▸ **Task prompt**
Please filter the entries and return only the lines that include "Indonesia".

▸ **Records for this exercise**
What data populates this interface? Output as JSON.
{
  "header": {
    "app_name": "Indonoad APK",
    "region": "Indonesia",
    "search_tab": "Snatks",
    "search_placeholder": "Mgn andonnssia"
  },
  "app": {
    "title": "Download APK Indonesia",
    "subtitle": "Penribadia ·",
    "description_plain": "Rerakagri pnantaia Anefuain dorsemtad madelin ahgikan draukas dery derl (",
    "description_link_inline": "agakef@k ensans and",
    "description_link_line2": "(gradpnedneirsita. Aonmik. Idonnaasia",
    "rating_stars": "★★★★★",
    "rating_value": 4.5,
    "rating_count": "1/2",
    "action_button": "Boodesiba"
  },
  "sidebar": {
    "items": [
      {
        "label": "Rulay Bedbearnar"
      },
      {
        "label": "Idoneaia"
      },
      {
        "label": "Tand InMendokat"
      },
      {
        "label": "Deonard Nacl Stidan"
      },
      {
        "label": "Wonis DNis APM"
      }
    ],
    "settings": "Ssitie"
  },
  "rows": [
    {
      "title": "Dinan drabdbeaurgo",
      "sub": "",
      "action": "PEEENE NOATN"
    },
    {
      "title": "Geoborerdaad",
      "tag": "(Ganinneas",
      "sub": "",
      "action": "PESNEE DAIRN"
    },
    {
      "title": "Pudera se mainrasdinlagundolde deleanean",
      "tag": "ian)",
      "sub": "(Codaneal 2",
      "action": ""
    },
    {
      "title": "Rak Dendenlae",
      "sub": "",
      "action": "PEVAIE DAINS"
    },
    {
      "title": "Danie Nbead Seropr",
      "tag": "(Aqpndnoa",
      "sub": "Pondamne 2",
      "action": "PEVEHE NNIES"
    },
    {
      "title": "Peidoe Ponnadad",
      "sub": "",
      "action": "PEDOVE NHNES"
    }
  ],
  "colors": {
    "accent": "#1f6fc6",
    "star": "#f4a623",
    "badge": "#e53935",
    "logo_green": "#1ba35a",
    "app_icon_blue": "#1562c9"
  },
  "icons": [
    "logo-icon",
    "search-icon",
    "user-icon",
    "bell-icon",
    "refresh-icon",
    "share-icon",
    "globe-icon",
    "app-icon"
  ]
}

▸ **Solution**
    "region": "Indonesia",
    "title": "Download APK Indonesia",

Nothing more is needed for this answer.